TASK DETAILS - Your answer must be every line of the data that holds the string "this".

[Excerpts from an interface dataset]
☆ ☆ ☆
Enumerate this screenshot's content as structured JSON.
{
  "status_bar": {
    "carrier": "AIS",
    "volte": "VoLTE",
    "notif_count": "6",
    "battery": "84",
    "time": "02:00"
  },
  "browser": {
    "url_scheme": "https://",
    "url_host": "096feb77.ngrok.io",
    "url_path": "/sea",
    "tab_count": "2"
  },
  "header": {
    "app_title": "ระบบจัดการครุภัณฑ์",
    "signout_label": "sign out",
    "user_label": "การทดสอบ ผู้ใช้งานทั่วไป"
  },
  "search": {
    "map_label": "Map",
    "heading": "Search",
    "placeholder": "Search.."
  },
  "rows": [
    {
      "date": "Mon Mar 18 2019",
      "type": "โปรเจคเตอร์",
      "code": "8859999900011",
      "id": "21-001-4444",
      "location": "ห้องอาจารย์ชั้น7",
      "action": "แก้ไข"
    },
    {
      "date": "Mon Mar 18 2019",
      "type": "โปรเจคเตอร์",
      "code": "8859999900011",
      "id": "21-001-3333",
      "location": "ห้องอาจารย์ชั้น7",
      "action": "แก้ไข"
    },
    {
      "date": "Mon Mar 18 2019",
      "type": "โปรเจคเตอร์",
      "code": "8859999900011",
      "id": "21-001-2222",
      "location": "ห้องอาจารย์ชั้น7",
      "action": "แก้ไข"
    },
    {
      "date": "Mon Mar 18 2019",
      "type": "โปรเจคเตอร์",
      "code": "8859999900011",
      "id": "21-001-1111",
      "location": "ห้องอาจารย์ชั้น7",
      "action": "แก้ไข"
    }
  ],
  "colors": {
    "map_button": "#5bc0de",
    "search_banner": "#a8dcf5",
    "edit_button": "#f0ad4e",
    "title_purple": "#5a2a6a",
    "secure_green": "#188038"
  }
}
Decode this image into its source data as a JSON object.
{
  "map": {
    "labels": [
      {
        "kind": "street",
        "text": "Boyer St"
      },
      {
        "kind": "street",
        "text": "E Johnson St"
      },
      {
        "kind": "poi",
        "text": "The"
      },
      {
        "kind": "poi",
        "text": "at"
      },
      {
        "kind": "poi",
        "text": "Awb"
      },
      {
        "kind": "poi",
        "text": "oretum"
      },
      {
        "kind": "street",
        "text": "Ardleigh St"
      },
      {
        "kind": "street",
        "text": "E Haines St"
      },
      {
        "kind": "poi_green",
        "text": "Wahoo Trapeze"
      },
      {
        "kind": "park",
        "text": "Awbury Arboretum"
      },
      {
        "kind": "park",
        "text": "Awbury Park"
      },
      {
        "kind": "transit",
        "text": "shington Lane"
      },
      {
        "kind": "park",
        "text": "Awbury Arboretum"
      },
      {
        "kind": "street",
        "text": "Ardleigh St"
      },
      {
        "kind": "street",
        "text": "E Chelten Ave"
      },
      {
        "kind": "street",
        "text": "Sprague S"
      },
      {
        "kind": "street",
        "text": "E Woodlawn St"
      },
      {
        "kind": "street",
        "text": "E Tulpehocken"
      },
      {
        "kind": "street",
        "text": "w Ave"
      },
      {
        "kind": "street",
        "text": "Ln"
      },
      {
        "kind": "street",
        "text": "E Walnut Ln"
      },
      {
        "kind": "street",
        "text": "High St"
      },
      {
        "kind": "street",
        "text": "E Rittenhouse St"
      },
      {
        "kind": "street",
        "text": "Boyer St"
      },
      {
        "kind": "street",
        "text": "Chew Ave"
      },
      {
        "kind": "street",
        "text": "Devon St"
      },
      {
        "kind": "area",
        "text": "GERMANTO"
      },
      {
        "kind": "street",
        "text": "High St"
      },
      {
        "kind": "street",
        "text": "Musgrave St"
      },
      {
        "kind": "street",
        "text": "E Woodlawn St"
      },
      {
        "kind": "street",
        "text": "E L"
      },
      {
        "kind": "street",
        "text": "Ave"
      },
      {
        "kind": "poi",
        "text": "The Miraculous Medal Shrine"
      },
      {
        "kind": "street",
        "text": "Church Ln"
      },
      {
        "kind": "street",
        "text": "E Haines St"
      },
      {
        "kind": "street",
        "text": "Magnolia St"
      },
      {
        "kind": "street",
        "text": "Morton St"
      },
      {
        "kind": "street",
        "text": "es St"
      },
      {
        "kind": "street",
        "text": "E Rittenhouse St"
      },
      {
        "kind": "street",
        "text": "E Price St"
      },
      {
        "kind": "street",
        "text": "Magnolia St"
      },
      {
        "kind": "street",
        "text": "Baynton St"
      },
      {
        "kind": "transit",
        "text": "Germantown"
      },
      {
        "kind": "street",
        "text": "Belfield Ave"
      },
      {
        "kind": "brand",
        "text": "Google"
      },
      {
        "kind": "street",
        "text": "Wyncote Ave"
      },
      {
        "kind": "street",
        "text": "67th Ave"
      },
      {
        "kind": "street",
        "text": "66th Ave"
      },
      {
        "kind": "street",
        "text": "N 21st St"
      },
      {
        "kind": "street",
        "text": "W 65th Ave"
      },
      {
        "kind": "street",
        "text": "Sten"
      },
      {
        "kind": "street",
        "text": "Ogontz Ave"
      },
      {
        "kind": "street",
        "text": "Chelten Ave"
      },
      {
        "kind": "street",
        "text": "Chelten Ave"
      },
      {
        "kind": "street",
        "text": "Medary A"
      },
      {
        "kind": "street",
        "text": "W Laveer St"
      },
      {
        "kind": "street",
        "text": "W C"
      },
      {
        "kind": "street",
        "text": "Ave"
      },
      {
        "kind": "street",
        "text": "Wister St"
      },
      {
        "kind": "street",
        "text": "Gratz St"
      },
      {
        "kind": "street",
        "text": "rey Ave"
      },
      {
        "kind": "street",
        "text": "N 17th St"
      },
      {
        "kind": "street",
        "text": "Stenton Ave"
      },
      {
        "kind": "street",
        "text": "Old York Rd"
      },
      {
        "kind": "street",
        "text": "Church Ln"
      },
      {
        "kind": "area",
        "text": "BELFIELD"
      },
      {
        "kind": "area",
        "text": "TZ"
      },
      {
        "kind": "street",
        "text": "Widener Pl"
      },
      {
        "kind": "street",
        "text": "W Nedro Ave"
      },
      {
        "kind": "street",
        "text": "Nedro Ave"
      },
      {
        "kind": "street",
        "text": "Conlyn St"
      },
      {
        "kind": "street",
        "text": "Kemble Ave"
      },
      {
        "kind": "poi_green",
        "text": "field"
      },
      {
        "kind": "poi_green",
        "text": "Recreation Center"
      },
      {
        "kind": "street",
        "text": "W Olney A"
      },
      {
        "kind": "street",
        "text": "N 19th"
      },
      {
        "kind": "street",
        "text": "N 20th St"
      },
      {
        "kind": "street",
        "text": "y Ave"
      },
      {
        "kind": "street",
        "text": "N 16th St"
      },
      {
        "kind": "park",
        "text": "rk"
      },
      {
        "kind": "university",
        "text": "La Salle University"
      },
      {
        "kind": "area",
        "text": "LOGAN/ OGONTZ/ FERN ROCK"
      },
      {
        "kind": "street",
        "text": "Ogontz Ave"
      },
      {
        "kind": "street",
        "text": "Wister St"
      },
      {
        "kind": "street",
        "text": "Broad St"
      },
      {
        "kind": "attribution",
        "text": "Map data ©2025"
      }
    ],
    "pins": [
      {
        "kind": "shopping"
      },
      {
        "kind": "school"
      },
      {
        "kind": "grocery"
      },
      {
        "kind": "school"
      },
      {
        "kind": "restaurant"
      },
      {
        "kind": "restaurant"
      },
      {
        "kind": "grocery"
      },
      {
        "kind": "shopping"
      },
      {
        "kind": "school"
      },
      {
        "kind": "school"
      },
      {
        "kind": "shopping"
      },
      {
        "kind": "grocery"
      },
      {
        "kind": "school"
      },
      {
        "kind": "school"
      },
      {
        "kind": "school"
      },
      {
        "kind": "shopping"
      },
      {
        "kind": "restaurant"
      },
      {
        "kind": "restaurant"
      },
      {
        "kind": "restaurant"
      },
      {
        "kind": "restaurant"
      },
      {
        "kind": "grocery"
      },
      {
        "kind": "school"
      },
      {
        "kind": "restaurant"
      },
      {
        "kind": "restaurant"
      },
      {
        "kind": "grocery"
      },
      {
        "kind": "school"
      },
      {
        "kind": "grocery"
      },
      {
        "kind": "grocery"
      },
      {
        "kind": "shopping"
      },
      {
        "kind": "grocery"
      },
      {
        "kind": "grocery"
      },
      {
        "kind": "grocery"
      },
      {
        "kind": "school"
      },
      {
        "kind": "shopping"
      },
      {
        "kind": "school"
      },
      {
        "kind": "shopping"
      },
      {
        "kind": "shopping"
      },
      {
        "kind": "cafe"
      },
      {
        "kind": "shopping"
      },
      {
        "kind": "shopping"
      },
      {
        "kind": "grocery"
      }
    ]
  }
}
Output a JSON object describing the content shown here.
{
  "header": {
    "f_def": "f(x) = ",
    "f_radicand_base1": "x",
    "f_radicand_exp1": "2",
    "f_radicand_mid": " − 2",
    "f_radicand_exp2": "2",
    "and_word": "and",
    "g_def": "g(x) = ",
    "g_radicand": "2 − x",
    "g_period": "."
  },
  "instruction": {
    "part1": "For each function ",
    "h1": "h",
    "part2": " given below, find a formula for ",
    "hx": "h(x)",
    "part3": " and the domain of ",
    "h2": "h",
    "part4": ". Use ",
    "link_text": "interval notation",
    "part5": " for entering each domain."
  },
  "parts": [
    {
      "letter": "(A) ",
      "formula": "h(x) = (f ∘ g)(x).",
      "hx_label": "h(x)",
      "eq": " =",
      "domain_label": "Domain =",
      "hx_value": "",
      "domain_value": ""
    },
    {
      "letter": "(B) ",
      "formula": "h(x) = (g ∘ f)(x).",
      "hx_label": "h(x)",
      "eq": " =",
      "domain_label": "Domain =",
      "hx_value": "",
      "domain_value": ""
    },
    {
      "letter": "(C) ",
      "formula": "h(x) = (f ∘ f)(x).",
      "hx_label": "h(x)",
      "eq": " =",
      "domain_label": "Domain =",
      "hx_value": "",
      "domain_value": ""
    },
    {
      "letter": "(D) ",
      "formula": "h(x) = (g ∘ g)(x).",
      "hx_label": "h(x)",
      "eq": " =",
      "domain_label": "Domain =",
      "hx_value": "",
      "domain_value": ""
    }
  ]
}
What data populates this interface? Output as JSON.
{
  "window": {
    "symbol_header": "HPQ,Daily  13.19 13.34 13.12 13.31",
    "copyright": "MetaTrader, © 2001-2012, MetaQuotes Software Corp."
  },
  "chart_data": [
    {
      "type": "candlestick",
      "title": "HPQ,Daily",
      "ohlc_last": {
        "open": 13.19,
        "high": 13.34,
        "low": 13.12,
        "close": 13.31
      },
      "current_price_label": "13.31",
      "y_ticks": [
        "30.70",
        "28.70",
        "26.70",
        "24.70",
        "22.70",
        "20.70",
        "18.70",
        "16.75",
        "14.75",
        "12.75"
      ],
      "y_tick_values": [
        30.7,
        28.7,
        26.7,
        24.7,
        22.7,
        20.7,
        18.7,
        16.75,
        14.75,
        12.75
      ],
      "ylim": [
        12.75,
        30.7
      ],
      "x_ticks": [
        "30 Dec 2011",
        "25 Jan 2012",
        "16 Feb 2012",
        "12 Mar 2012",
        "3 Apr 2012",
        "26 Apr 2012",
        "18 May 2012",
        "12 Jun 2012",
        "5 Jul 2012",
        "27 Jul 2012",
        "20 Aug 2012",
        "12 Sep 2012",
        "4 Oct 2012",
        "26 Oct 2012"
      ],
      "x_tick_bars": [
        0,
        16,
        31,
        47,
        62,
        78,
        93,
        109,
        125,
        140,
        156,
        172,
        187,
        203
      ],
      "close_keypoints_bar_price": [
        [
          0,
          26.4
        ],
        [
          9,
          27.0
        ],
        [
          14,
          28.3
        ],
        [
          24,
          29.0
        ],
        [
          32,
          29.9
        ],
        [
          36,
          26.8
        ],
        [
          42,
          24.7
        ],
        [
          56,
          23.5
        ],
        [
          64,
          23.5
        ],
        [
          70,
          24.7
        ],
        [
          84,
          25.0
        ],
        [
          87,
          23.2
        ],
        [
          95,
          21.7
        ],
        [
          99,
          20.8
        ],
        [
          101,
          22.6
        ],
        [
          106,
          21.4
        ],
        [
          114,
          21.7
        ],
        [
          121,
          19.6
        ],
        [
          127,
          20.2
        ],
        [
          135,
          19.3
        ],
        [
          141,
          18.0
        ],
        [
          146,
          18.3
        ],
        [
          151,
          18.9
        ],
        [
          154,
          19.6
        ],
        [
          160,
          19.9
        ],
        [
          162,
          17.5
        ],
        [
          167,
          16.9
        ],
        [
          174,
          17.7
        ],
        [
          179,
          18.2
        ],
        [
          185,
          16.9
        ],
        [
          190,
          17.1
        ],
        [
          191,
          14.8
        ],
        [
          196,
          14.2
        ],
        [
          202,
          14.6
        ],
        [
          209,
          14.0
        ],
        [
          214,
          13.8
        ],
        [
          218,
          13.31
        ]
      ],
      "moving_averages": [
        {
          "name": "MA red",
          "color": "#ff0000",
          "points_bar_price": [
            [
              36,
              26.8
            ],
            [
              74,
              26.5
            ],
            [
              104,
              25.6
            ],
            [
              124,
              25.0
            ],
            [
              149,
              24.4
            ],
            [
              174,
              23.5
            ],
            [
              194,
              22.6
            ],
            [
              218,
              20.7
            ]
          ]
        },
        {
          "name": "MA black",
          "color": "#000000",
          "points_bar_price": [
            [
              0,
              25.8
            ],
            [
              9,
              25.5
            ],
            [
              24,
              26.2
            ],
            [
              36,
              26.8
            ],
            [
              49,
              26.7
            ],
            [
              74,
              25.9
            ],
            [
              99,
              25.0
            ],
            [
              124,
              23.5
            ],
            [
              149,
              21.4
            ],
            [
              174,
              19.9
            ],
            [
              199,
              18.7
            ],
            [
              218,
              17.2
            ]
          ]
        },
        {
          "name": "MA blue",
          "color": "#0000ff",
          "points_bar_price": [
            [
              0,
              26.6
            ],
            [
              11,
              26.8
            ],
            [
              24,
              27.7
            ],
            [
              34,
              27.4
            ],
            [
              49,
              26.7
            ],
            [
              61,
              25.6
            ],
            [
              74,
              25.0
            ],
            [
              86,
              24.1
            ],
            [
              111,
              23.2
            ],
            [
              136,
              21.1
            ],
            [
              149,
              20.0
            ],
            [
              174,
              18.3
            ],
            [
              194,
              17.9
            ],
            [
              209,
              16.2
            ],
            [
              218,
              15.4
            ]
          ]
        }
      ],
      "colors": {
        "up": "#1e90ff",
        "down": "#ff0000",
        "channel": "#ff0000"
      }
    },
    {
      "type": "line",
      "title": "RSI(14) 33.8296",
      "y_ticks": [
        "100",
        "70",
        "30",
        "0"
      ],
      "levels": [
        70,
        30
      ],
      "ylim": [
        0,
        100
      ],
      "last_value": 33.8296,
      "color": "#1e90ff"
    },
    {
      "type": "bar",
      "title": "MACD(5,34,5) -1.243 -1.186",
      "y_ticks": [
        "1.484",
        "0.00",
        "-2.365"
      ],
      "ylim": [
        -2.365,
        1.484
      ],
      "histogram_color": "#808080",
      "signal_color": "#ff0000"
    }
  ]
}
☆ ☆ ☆
ANSWER SPACE -
Enumerate this screenshot's content as structured JSON.
Decode this image into its source data as a JSON object.
What data populates this interface? Output as JSON.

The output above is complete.